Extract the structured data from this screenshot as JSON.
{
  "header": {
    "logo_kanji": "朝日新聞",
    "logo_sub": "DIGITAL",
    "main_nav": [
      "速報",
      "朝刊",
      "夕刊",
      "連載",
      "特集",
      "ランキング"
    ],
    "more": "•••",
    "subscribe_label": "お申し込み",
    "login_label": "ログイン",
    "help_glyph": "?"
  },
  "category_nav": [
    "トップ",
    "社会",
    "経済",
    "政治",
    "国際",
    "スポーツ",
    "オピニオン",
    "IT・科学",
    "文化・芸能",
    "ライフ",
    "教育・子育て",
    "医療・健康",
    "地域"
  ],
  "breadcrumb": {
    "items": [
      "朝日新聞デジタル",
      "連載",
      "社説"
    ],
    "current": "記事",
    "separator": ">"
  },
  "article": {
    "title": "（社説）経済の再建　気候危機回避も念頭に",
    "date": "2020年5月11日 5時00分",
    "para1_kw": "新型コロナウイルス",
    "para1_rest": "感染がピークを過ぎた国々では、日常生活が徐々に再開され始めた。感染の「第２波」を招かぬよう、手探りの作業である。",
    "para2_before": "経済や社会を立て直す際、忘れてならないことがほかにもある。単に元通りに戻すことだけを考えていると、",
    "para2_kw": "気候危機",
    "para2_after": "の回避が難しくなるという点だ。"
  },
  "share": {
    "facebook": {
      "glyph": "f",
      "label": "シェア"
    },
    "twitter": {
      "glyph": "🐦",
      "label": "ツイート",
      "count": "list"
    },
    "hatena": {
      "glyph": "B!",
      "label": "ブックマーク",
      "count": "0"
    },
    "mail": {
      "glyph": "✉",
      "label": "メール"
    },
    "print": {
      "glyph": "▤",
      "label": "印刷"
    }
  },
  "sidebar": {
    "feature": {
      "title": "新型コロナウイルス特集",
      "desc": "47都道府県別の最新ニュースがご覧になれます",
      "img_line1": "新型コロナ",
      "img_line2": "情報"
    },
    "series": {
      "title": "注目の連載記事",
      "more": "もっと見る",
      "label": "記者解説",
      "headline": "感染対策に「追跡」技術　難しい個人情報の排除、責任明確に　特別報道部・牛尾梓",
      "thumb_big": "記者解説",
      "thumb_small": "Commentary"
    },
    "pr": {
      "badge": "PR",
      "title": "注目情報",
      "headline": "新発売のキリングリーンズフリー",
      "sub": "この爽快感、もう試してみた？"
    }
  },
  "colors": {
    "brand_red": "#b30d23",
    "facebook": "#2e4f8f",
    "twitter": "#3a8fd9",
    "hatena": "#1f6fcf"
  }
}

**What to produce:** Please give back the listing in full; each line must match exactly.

**Your response:**
Extract the structured data from this screenshot as JSON.
{
  "header": {
    "logo_kanji": "朝日新聞",
    "logo_sub": "DIGITAL",
    "main_nav": [
      "速報",
      "朝刊",
      "夕刊",
      "連載",
      "特集",
      "ランキング"
    ],
    "more": "•••",
    "subscribe_label": "お申し込み",
    "login_label": "ログイン",
    "help_glyph": "?"
  },
  "category_nav": [
    "トップ",
    "社会",
    "経済",
    "政治",
    "国際",
    "スポーツ",
    "オピニオン",
    "IT・科学",
    "文化・芸能",
    "ライフ",
    "教育・子育て",
    "医療・健康",
    "地域"
  ],
  "breadcrumb": {
    "items": [
      "朝日新聞デジタル",
      "連載",
      "社説"
    ],
    "current": "記事",
    "separator": ">"
  },
  "article": {
    "title": "（社説）経済の再建　気候危機回避も念頭に",
    "date": "2020年5月11日 5時00分",
    "para1_kw": "新型コロナウイルス",
    "para1_rest": "感染がピークを過ぎた国々では、日常生活が徐々に再開され始めた。感染の「第２波」を招かぬよう、手探りの作業である。",
    "para2_before": "経済や社会を立て直す際、忘れてならないことがほかにもある。単に元通りに戻すことだけを考えていると、",
    "para2_kw": "気候危機",
    "para2_after": "の回避が難しくなるという点だ。"
  },
  "share": {
    "facebook": {
      "glyph": "f",
      "label": "シェア"
    },
    "twitter": {
      "glyph": "🐦",
      "label": "ツイート",
      "count": "list"
    },
    "hatena": {
      "glyph": "B!",
      "label": "ブックマーク",
      "count": "0"
    },
    "mail": {
      "glyph": "✉",
      "label": "メール"
    },
    "print": {
      "glyph": "▤",
      "label": "印刷"
    }
  },
  "sidebar": {
    "feature": {
      "title": "新型コロナウイルス特集",
      "desc": "47都道府県別の最新ニュースがご覧になれます",
      "img_line1": "新型コロナ",
      "img_line2": "情報"
    },
    "series": {
      "title": "注目の連載記事",
      "more": "もっと見る",
      "label": "記者解説",
      "headline": "感染対策に「追跡」技術　難しい個人情報の排除、責任明確に　特別報道部・牛尾梓",
      "thumb_big": "記者解説",
      "thumb_small": "Commentary"
    },
    "pr": {
      "badge": "PR",
      "title": "注目情報",
      "headline": "新発売のキリングリーンズフリー",
      "sub": "この爽快感、もう試してみた？"
    }
  },
  "colors": {
    "brand_red": "#b30d23",
    "facebook": "#2e4f8f",
    "twitter": "#3a8fd9",
    "hatena": "#1f6fcf"
  }
}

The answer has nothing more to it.